Wait, how do you make a film about Detroit and exclude Black women in any prominent role?
How is it possible to create a film centered on Black rebellion without acknowledging the women that were part of the revolution?
That’s exactly what we’re seeing in the nearly three-minute first trailer for the once highly-anticipated film about the Motor City’s tumultuous 1967 race riots.
Center Black men: ✔
Center White men: ✔✔
Erase Black women while simultaneously lifting up White women: ✔✔✔ #Detroitmovie https://t.co/qJcuZbaewA
— Neal Carter (@nealcarter) April 12, 2017
Starring John Boyega, Jacob Latimore, Jason Mitchell and Laz Alonzo, under the direction of Kathryn Bigelow, Detroit is described as a “crime drama” set against the ’67 riots that were initiated by a police raid of an unlicensed bar (known in the city as an “after hours joint”), on the city’s Near West Side. Taking a violent turn, the dispute resulted in 39 deaths and hundreds of wounded people over a five-day span.
My grandmother, who lived on Hamilton and Collingwood near the looting and burned buildings worked at the Booker T. Washington Business Association during that time. She recalls the mass destruction as a result of the riots and having to be escorted to and from her destination.
“There were big army trucks and police standing around with their guns. It was scary. We were all scared. You basically had to get permission to leave your house,” she says with sounds of panic in her voice as she reflects on the memories.
She gasped when I informed her that the Detroit film trailer didn’t reflect any Black women.
“Oh no! That’s going to cause trouble.”
And she’s exactly right.
And now, the official trailer for DETROIT. In theaters August 4. #DETROITmovie pic.twitter.com/EEb0n4SHWS
— Annapurna Pictures (@AnnapurnaPics) April 12, 2017
The problem with Bigelow’s Detroit is that—even if the trailer shows the least bit of the film—the idea of teasers is to give an intriguing scope of what’s to come. The summer of ’67 in Detroit was one of the most volatile Black rebellions of the 20th century and the choice to highlight imagery of White women and not women of color will cause more harm than good before the film even hits theaters.
#DETROITmovie looks a hot mess. Y’all really gonna erase Black women from Black rebellion narratives again, huh?
— jamilah (@JamilahLemieux) April 12, 2017
It’s interesting that as I’m writing and dissecting this brief teaser, Marvin Gaye’s “Inner City Blues” enters into my Pandora rotation.
There’s no doubt that this is an important film, but as Gaye sings: “It makes me want to holler and throw up both my hands,” at the thought that such a significant time in history could possibly erase the voices of Black women, the backbone of men and evolution.
A few more critical and applauding thoughts from social media can be viewed below:
If you’re gonna name your movie Detroit, maybe choose a narrative that’s more inclusive to the people who actually live here.
— Mike Tré (@TheMikeTre) April 12, 2017
@DetroitMovie This is for the culture 🙌🏼🙌🏼 and they showing love to my city #313
— DetroitPlayer313 (@SkeeterCAL) April 12, 2017
#detroitmovie trailer is intense.. hope Bigelow can do justice to the infamous incident..
— Shashank Jaiswal (@Darde_Devil) April 12, 2017
Where’s the history of racism, neglect, and redlining?
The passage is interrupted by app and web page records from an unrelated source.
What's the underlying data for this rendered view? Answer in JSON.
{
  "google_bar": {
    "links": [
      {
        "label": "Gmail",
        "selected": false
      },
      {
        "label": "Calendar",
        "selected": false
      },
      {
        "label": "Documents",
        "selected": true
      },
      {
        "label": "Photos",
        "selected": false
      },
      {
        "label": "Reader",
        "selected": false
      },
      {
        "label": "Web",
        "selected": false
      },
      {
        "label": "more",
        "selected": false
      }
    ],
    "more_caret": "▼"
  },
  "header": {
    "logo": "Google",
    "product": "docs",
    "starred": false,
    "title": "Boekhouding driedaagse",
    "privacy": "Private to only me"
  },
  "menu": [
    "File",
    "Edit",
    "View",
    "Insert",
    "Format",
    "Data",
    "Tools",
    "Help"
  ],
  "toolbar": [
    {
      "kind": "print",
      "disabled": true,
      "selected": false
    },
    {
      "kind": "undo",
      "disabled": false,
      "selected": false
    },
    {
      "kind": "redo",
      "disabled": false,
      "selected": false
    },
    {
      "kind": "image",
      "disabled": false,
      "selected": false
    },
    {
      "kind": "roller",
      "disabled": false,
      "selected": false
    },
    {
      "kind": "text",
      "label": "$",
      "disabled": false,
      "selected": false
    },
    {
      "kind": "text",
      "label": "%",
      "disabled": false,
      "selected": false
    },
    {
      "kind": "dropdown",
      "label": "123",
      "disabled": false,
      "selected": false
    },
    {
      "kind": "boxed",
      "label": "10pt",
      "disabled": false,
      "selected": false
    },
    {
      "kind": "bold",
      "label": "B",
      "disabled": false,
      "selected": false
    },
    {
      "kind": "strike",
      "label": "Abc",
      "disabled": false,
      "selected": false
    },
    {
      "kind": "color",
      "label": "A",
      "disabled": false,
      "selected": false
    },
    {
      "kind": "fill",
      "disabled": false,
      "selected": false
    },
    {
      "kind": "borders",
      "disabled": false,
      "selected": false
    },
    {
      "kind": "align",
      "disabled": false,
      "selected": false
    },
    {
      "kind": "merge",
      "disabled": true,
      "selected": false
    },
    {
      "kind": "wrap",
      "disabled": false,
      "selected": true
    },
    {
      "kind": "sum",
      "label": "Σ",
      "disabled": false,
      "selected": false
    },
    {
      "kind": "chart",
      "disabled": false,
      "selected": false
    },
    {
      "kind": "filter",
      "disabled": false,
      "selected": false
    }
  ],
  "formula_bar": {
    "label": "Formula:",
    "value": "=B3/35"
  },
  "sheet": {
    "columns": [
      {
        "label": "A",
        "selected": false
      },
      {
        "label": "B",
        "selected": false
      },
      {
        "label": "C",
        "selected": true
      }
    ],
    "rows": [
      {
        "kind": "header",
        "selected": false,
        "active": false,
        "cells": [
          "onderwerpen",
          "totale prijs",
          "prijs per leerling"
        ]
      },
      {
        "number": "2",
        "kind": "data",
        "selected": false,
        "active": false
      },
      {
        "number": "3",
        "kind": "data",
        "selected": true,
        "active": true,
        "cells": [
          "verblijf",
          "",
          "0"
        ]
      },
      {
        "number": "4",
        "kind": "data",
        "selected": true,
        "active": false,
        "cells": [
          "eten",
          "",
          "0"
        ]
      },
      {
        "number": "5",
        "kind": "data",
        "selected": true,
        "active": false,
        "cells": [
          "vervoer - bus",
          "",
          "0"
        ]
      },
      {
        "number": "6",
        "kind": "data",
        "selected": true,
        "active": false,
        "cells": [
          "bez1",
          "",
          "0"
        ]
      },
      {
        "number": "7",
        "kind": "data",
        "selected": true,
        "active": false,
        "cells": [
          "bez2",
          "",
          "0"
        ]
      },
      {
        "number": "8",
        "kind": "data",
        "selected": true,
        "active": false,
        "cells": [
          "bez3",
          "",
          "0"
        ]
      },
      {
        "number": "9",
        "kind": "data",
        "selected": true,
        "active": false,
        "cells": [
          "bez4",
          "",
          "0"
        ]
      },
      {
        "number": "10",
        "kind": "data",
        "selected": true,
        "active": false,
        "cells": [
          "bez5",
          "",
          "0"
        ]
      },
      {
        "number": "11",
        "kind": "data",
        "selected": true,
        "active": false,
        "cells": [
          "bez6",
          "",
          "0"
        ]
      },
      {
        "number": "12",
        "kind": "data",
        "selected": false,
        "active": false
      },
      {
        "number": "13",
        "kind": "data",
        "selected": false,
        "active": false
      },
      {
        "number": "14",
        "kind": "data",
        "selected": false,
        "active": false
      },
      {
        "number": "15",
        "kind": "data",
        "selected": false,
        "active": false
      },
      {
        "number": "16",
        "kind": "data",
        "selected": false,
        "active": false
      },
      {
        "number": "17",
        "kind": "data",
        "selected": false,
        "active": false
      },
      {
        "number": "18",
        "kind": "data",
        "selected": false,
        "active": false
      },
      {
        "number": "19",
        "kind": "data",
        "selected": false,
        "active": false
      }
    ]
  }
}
Where’s the black power movement? Where are the black women?! #DETROITmovie
— space cat félicette (@felicianista) April 12, 2017
.@DetroitMovie fed up with racism in the city of Detroit, the red-lining, and the police raid at the Blind Pig. I’m interested in seeing them film…
— Darryl!? (@BlkBoyShine) April 12, 2017